━━━━━ TASK MATERIAL ━━━━━

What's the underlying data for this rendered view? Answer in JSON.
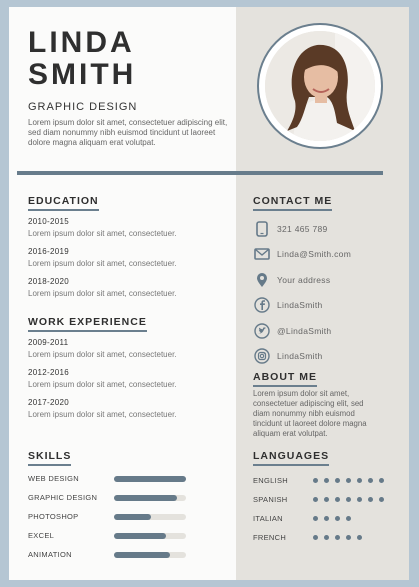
{
  "header": {
    "first_name": "LINDA",
    "last_name": "SMITH",
    "role": "GRAPHIC DESIGN",
    "intro": "Lorem ipsum dolor sit amet, consectetuer adipiscing elit, sed diam nonummy nibh euismod tincidunt ut laoreet dolore magna aliquam erat volutpat."
  },
  "education": {
    "title": "EDUCATION",
    "items": [
      {
        "years": "2010-2015",
        "text": "Lorem ipsum dolor sit amet, consectetuer."
      },
      {
        "years": "2016-2019",
        "text": "Lorem ipsum dolor sit amet, consectetuer."
      },
      {
        "years": "2018-2020",
        "text": "Lorem ipsum dolor sit amet, consectetuer."
      }
    ]
  },
  "work": {
    "title": "WORK EXPERIENCE",
    "items": [
      {
        "years": "2009-2011",
        "text": "Lorem ipsum dolor sit amet, consectetuer."
      },
      {
        "years": "2012-2016",
        "text": "Lorem ipsum dolor sit amet, consectetuer."
      },
      {
        "years": "2017-2020",
        "text": "Lorem ipsum dolor sit amet, consectetuer."
      }
    ]
  },
  "skills": {
    "title": "SKILLS",
    "items": [
      {
        "label": "WEB DESIGN",
        "level": 1.0
      },
      {
        "label": "GRAPHIC DESIGN",
        "level": 0.88
      },
      {
        "label": "PHOTOSHOP",
        "level": 0.52
      },
      {
        "label": "EXCEL",
        "level": 0.72
      },
      {
        "label": "ANIMATION",
        "level": 0.78
      }
    ]
  },
  "contact": {
    "title": "CONTACT ME",
    "items": [
      {
        "icon": "phone-icon",
        "text": "321 465 789"
      },
      {
        "icon": "mail-icon",
        "text": "Linda@Smith.com"
      },
      {
        "icon": "location-pin-icon",
        "text": "Your address"
      },
      {
        "icon": "facebook-icon",
        "text": "LindaSmith"
      },
      {
        "icon": "twitter-icon",
        "text": "@LindaSmith"
      },
      {
        "icon": "instagram-icon",
        "text": "LindaSmith"
      }
    ]
  },
  "about": {
    "title": "ABOUT ME",
    "text": "Lorem ipsum dolor sit amet, consectetuer adipiscing elit, sed diam nonummy nibh euismod tincidunt ut laoreet dolore magna aliquam erat volutpat."
  },
  "languages": {
    "title": "LANGUAGES",
    "items": [
      {
        "label": "ENGLISH",
        "dots": 7
      },
      {
        "label": "SPANISH",
        "dots": 7
      },
      {
        "label": "ITALIAN",
        "dots": 4
      },
      {
        "label": "FRENCH",
        "dots": 5
      }
    ]
  },
  "colors": {
    "accent": "#667a89",
    "background": "#b5c6d3",
    "right_column": "#e4e2dd"
  }
}
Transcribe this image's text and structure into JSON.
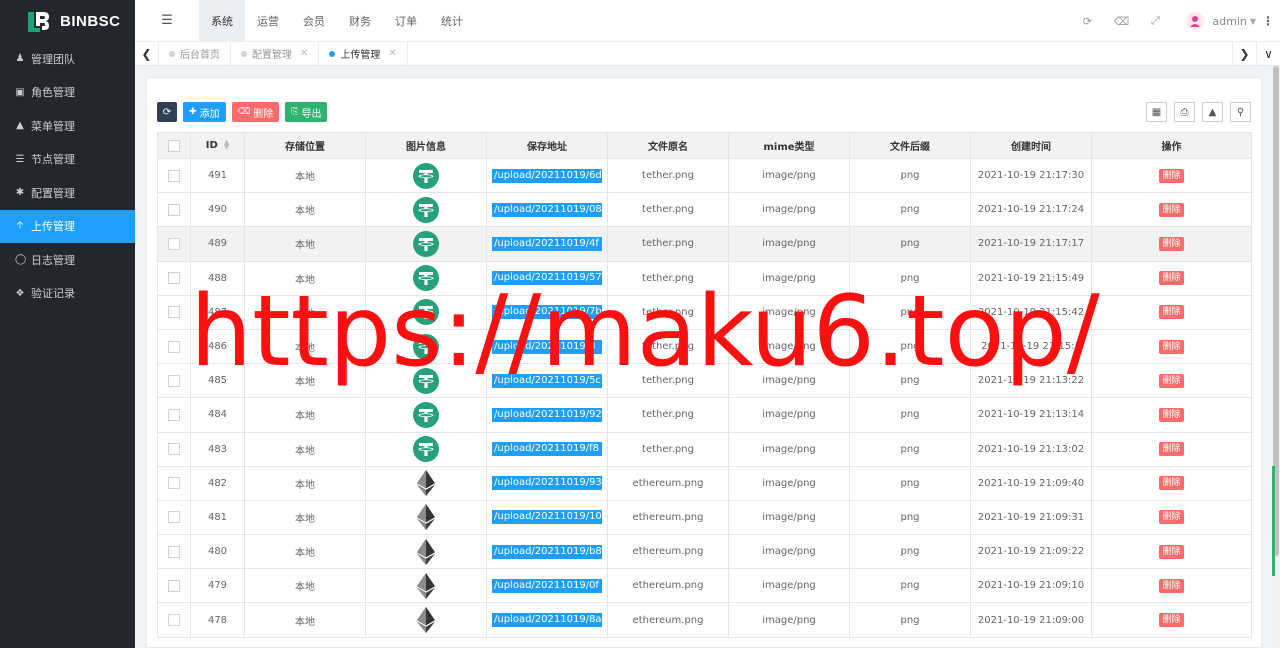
{
  "brand": {
    "name": "BINBSC"
  },
  "sidebar": {
    "items": [
      {
        "label": "管理团队",
        "icon": "user-icon"
      },
      {
        "label": "角色管理",
        "icon": "id-card-icon"
      },
      {
        "label": "菜单管理",
        "icon": "tree-icon"
      },
      {
        "label": "节点管理",
        "icon": "list-icon"
      },
      {
        "label": "配置管理",
        "icon": "gear-icon"
      },
      {
        "label": "上传管理",
        "icon": "upload-icon",
        "active": true
      },
      {
        "label": "日志管理",
        "icon": "log-icon"
      },
      {
        "label": "验证记录",
        "icon": "shield-icon"
      }
    ]
  },
  "topnav": {
    "items": [
      "系统",
      "运营",
      "会员",
      "财务",
      "订单",
      "统计"
    ],
    "active": "系统"
  },
  "user": {
    "name": "admin"
  },
  "tabs": [
    {
      "label": "后台首页",
      "closable": false
    },
    {
      "label": "配置管理",
      "closable": true
    },
    {
      "label": "上传管理",
      "closable": true,
      "active": true
    }
  ],
  "toolbar": {
    "add_label": "添加",
    "delete_label": "删除",
    "export_label": "导出"
  },
  "table": {
    "columns": [
      "ID",
      "存储位置",
      "图片信息",
      "保存地址",
      "文件原名",
      "mime类型",
      "文件后缀",
      "创建时间",
      "操作"
    ],
    "rows": [
      {
        "id": "491",
        "storage": "本地",
        "image": "tether",
        "path": "/upload/20211019/6d",
        "name": "tether.png",
        "mime": "image/png",
        "ext": "png",
        "time": "2021-10-19 21:17:30",
        "action": "删除"
      },
      {
        "id": "490",
        "storage": "本地",
        "image": "tether",
        "path": "/upload/20211019/08",
        "name": "tether.png",
        "mime": "image/png",
        "ext": "png",
        "time": "2021-10-19 21:17:24",
        "action": "删除"
      },
      {
        "id": "489",
        "storage": "本地",
        "image": "tether",
        "path": "/upload/20211019/4f",
        "name": "tether.png",
        "mime": "image/png",
        "ext": "png",
        "time": "2021-10-19 21:17:17",
        "action": "删除"
      },
      {
        "id": "488",
        "storage": "本地",
        "image": "tether",
        "path": "/upload/20211019/57",
        "name": "tether.png",
        "mime": "image/png",
        "ext": "png",
        "time": "2021-10-19 21:15:49",
        "action": "删除"
      },
      {
        "id": "487",
        "storage": "本地",
        "image": "tether",
        "path": "/upload/20211019/7b",
        "name": "tether.png",
        "mime": "image/png",
        "ext": "png",
        "time": "2021-10-19 21:15:42",
        "action": "删除"
      },
      {
        "id": "486",
        "storage": "本地",
        "image": "tether",
        "path": "/upload/20211019/8",
        "name": "tether.png",
        "mime": "image/png",
        "ext": "png",
        "time": "2021-10-19 21:15:3",
        "action": "删除"
      },
      {
        "id": "485",
        "storage": "本地",
        "image": "tether",
        "path": "/upload/20211019/5c",
        "name": "tether.png",
        "mime": "image/png",
        "ext": "png",
        "time": "2021-10-19 21:13:22",
        "action": "删除"
      },
      {
        "id": "484",
        "storage": "本地",
        "image": "tether",
        "path": "/upload/20211019/92",
        "name": "tether.png",
        "mime": "image/png",
        "ext": "png",
        "time": "2021-10-19 21:13:14",
        "action": "删除"
      },
      {
        "id": "483",
        "storage": "本地",
        "image": "tether",
        "path": "/upload/20211019/f8",
        "name": "tether.png",
        "mime": "image/png",
        "ext": "png",
        "time": "2021-10-19 21:13:02",
        "action": "删除"
      },
      {
        "id": "482",
        "storage": "本地",
        "image": "ethereum",
        "path": "/upload/20211019/93",
        "name": "ethereum.png",
        "mime": "image/png",
        "ext": "png",
        "time": "2021-10-19 21:09:40",
        "action": "删除"
      },
      {
        "id": "481",
        "storage": "本地",
        "image": "ethereum",
        "path": "/upload/20211019/10",
        "name": "ethereum.png",
        "mime": "image/png",
        "ext": "png",
        "time": "2021-10-19 21:09:31",
        "action": "删除"
      },
      {
        "id": "480",
        "storage": "本地",
        "image": "ethereum",
        "path": "/upload/20211019/b8",
        "name": "ethereum.png",
        "mime": "image/png",
        "ext": "png",
        "time": "2021-10-19 21:09:22",
        "action": "删除"
      },
      {
        "id": "479",
        "storage": "本地",
        "image": "ethereum",
        "path": "/upload/20211019/0f",
        "name": "ethereum.png",
        "mime": "image/png",
        "ext": "png",
        "time": "2021-10-19 21:09:10",
        "action": "删除"
      },
      {
        "id": "478",
        "storage": "本地",
        "image": "ethereum",
        "path": "/upload/20211019/8a",
        "name": "ethereum.png",
        "mime": "image/png",
        "ext": "png",
        "time": "2021-10-19 21:09:00",
        "action": "删除"
      }
    ]
  },
  "watermark": {
    "text": "https://maku6.top/"
  },
  "colors": {
    "accent": "#1e9fff",
    "sidebar_bg": "#22272e",
    "danger": "#ff6a6a",
    "success": "#2fb36e",
    "tether": "#26a17b",
    "watermark": "#ff1010"
  }
}
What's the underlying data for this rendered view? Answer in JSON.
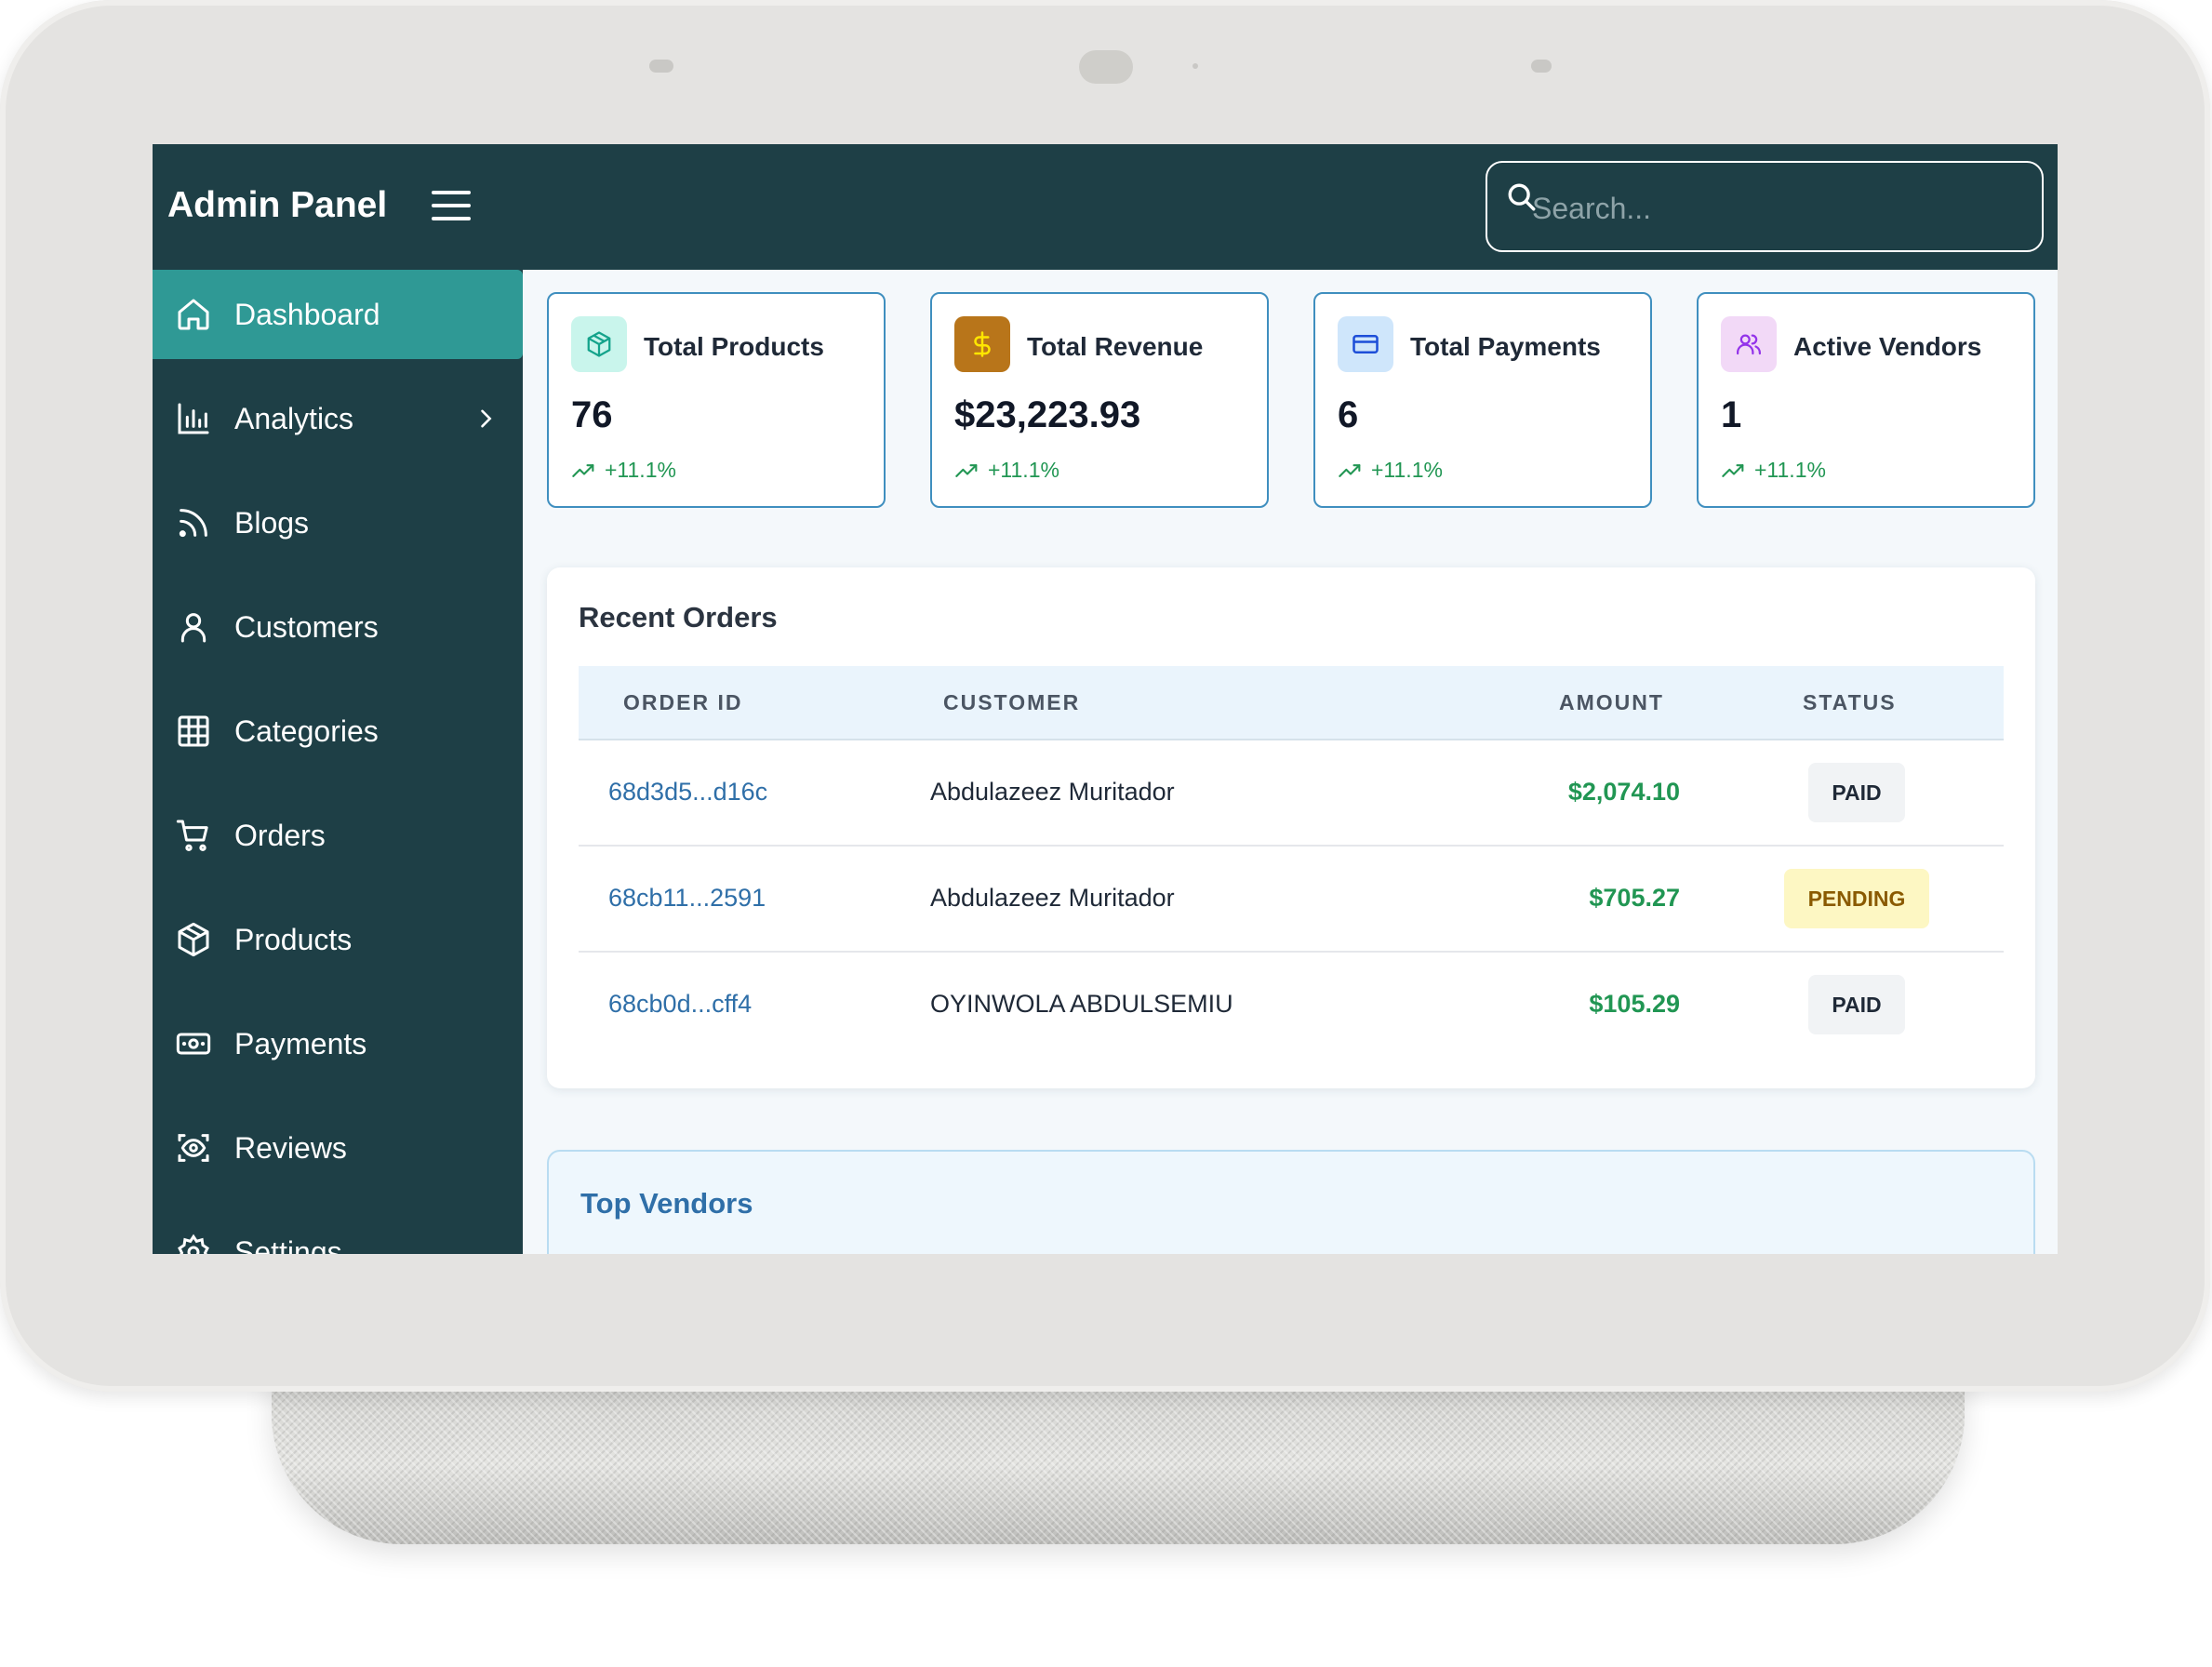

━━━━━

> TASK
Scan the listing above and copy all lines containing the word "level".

> ANSWER TO THE EXERCISE
        "level": 1.0
        "level": 0.88
        "level": 0.52
        "level": 0.72
        "level": 0.78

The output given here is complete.